## EXERCISE
The answer must consist of every line from the data that holds the string "Iyong".

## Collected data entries
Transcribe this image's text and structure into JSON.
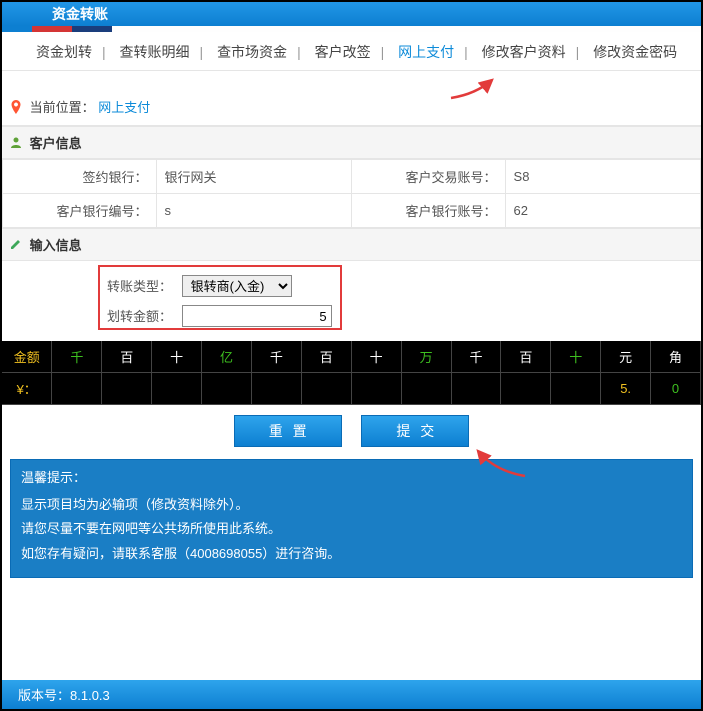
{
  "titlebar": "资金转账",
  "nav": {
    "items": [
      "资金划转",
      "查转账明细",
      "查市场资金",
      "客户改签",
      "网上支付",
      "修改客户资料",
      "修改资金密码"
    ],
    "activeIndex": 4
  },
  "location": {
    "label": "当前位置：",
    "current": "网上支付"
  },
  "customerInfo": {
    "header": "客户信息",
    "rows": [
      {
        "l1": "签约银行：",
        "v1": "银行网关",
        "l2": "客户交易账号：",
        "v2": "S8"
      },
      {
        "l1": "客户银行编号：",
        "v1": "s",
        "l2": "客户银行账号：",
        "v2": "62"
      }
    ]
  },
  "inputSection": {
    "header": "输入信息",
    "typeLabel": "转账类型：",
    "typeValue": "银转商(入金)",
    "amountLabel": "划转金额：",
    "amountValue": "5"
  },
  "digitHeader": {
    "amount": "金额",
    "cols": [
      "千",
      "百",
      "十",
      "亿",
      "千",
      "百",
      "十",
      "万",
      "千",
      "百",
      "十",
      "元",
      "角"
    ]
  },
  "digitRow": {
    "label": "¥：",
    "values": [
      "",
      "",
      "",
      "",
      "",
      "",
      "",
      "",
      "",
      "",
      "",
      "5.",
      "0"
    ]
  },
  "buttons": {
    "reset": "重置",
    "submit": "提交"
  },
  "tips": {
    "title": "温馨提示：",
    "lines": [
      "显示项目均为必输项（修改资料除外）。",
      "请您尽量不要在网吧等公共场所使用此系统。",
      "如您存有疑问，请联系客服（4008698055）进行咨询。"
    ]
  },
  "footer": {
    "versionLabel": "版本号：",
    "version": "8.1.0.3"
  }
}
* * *
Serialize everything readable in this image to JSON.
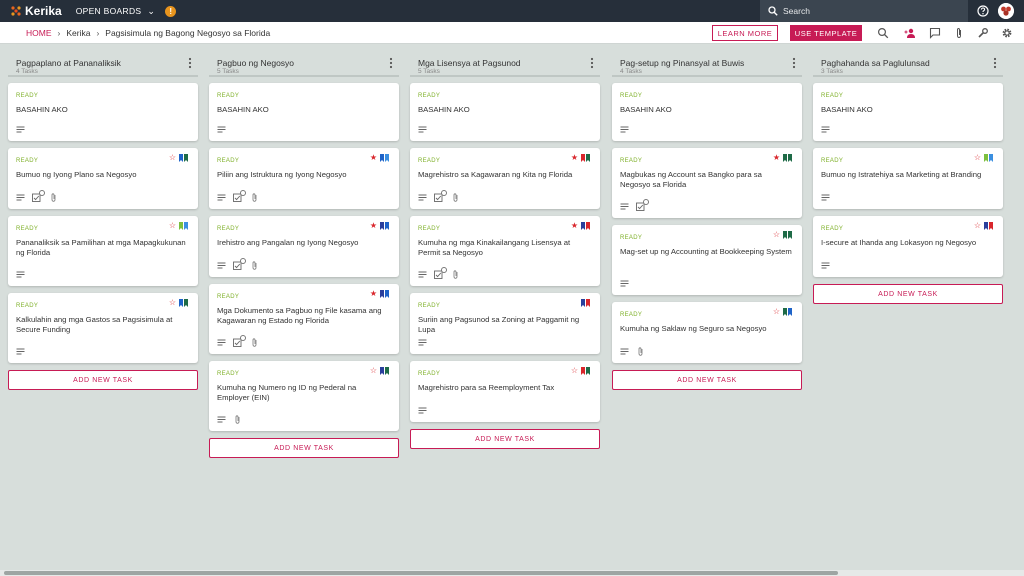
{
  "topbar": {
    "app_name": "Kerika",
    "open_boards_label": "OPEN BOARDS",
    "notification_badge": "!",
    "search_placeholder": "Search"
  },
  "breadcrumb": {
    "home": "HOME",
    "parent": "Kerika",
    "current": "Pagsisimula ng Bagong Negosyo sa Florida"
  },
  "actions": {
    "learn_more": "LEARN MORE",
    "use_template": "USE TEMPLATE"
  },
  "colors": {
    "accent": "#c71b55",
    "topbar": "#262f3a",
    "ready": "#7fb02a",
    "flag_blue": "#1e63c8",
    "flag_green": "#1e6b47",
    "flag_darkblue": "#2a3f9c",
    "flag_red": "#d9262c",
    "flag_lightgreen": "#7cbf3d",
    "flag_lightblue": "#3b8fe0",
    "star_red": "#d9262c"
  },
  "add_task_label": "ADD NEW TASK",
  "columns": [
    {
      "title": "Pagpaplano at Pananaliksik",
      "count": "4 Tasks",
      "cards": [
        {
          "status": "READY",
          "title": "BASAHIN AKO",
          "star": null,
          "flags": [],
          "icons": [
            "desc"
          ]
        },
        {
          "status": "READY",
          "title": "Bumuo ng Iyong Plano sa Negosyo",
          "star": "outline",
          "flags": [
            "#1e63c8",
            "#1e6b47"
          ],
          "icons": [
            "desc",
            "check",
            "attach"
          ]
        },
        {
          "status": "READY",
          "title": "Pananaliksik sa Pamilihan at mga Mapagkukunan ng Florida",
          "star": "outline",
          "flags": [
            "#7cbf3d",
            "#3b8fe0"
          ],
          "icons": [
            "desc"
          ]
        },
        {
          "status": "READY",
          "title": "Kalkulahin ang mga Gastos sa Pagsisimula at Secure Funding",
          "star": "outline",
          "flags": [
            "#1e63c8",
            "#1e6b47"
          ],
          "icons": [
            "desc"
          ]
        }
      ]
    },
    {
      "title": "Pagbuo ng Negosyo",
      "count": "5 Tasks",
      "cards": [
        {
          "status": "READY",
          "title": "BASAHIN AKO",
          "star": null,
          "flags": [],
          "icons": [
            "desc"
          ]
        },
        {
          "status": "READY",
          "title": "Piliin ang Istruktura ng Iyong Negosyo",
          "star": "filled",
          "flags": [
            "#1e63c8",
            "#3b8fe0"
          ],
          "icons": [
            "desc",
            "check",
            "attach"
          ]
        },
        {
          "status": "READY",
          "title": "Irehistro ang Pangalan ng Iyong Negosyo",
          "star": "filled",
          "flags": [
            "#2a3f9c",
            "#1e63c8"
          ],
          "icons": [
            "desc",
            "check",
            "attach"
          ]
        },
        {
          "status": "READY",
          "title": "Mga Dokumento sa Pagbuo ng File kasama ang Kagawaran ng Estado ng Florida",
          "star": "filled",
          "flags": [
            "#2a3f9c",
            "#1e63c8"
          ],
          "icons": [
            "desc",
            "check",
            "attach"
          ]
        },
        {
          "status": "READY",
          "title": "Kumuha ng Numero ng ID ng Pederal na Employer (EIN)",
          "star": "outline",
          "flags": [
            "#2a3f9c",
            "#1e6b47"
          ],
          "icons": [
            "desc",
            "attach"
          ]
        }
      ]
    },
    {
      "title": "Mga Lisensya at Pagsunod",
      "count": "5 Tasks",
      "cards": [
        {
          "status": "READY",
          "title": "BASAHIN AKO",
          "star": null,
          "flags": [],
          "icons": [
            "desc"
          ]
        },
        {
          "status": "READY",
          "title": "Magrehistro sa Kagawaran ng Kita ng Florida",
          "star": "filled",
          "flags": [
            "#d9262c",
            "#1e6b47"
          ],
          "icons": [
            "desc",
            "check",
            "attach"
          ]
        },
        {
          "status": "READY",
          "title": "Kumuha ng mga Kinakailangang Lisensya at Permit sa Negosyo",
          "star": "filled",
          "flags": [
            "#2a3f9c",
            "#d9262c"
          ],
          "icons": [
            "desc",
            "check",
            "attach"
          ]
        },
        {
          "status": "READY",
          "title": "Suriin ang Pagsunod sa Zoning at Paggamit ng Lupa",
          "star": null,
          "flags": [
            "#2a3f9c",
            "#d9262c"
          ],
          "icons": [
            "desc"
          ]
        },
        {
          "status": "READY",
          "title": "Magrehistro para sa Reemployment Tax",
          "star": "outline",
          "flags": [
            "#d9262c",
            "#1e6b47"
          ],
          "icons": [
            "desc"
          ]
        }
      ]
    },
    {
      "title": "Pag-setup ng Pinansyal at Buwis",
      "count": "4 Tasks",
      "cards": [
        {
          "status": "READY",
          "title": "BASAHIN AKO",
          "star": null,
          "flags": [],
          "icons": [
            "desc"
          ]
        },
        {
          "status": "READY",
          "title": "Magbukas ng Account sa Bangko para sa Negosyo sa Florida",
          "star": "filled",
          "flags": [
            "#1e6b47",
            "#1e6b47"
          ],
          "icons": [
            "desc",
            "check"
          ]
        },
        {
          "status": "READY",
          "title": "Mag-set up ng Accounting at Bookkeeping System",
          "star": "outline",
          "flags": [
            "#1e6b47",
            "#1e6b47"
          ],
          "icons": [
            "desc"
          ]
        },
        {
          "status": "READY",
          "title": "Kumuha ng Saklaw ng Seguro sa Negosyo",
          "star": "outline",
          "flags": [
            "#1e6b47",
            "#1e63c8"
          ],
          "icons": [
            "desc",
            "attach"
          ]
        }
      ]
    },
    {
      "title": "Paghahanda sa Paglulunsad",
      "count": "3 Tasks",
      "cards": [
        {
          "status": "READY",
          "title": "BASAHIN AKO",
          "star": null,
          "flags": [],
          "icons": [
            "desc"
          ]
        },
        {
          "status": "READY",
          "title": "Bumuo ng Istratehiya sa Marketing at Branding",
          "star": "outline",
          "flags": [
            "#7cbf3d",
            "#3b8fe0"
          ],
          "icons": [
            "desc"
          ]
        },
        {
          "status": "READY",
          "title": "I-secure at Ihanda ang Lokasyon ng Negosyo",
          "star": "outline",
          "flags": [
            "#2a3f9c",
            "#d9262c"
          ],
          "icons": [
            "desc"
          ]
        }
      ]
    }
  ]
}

## ANSWER TO THIS EXERCISE
          "title": "Bumuo ng Iyong Plano sa Negosyo",
          "title": "Piliin ang Istruktura ng Iyong Negosyo",
          "title": "Irehistro ang Pangalan ng Iyong Negosyo",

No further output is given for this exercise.